Moreover, despite the fact that the farmers have been cultivating their land for generations, their land tenure is insecure and they can be evicted at any moment. The land they cultivate is not considered agricultural land so they cannot formally register as farmers. This means that they are not recognised in agricultural policies and don’t get access to public social security programmes. Combined, all these precarious conditions make the farmers in bostans hesitant to make long term investments in the soil.
Taksim, where we have our base, has been the scene of many political demonstrations and marches. It is a historically loaded place. Demonstrations are banned now, and a state of emergency has been in place since the attempted coup in 2016. Police are everywhere and constantly present. This has made many people afraid of coming to Taksim, which limits the growth of our orders. We haven’t been able to hold big meetings in the past year, and we are also having difficulty finding volunteers to invest time in DÜRTÜK‘s operations and activities.
But even if there are not many weekly orders, we are continuing. We are trying to organise events and keep the discussion alive on how to continue and develop the organisation.

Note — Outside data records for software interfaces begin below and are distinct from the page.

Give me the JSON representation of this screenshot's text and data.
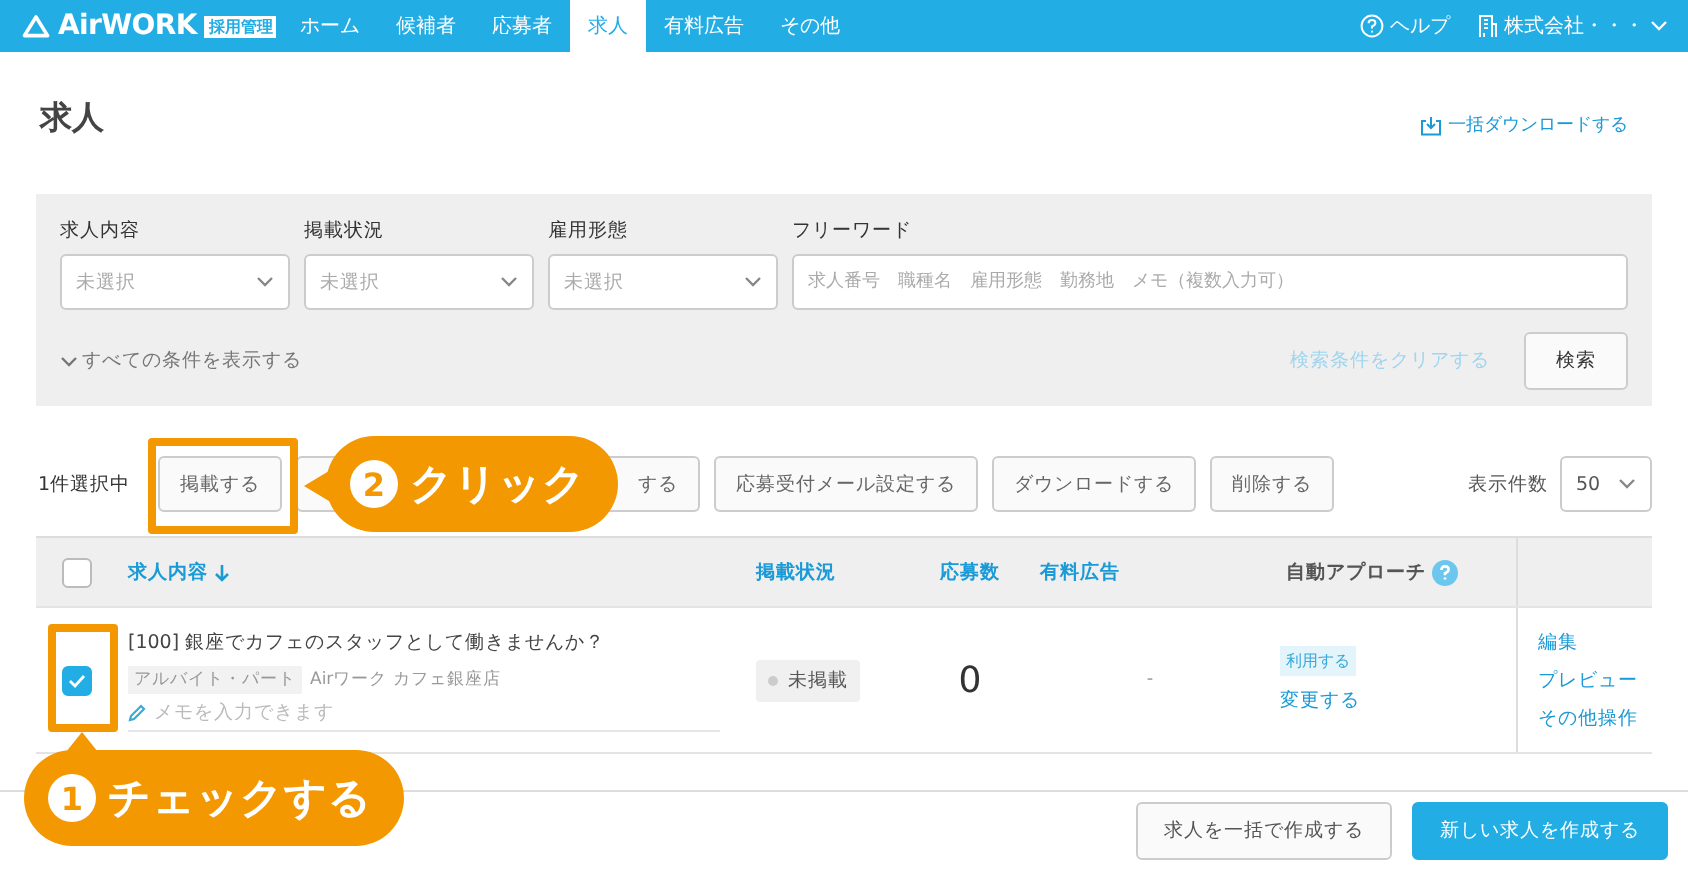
{
  "header": {
    "logo": "AirWORK",
    "badge": "採用管理",
    "nav": [
      {
        "label": "ホーム",
        "selected": false
      },
      {
        "label": "候補者",
        "selected": false
      },
      {
        "label": "応募者",
        "selected": false
      },
      {
        "label": "求人",
        "selected": true
      },
      {
        "label": "有料広告",
        "selected": false
      },
      {
        "label": "その他",
        "selected": false
      }
    ],
    "help": "ヘルプ",
    "account": "株式会社・・・"
  },
  "page_title": "求人",
  "download_link": "一括ダウンロードする",
  "filters": {
    "selects": [
      {
        "label": "求人内容",
        "placeholder": "未選択"
      },
      {
        "label": "掲載状況",
        "placeholder": "未選択"
      },
      {
        "label": "雇用形態",
        "placeholder": "未選択"
      }
    ],
    "free_word": {
      "label": "フリーワード",
      "placeholder": "求人番号　職種名　雇用形態　勤務地　メモ（複数入力可）"
    },
    "show_all": "すべての条件を表示する",
    "clear_link": "検索条件をクリアする",
    "search_button": "検索"
  },
  "toolbar": {
    "selection_count": "1件選択中",
    "buttons": [
      {
        "label": "掲載する",
        "kind": "normal"
      },
      {
        "label": "する",
        "kind": "covered"
      },
      {
        "label": "応募受付メール設定する",
        "kind": "normal"
      },
      {
        "label": "ダウンロードする",
        "kind": "normal"
      },
      {
        "label": "削除する",
        "kind": "normal"
      }
    ],
    "per_page": {
      "label": "表示件数",
      "value": "50"
    }
  },
  "table": {
    "all_checked": false,
    "columns": [
      {
        "label": "求人内容",
        "kind": "sorted"
      },
      {
        "label": "掲載状況",
        "kind": "link"
      },
      {
        "label": "応募数",
        "kind": "link"
      },
      {
        "label": "有料広告",
        "kind": "link"
      },
      {
        "label": "自動アプローチ",
        "kind": "help"
      }
    ],
    "rows": [
      {
        "checked": true,
        "title": "[100] 銀座でカフェのスタッフとして働きませんか？",
        "employment_type": "アルバイト・パート",
        "store": "Airワーク カフェ銀座店",
        "memo_placeholder": "メモを入力できます",
        "status": "未掲載",
        "applicants": "0",
        "paid_ad": "-",
        "auto_approach_tag": "利用する",
        "auto_approach_link": "変更する",
        "actions": [
          "編集",
          "プレビュー",
          "その他操作"
        ]
      }
    ]
  },
  "footer": {
    "buttons": [
      {
        "label": "求人を一括で作成する",
        "kind": "secondary"
      },
      {
        "label": "新しい求人を作成する",
        "kind": "primary"
      }
    ]
  },
  "annotations": [
    {
      "number": "2",
      "text": "クリック"
    },
    {
      "number": "1",
      "text": "チェックする"
    }
  ]
}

We discuss food sovereignty in an international context, and talk about themes such as Community Supported Agriculture models in different countries and alternative economies. We organise picnics and participate in solidarity markets to find new members. We come together with other organisations to discuss issues and to gather strength.
The weekly routine of DÜRTÜK’s meetings represents hopeful, common ground for gardeners, farmers, consumers, activists and other citizens to exchange experiences about how they cope in their precarious situations, and to support each other. At DÜRTÜK, the urgent need to save and to defend agricultural spaces meets the humble labour of cultivating and reproducing everyday life.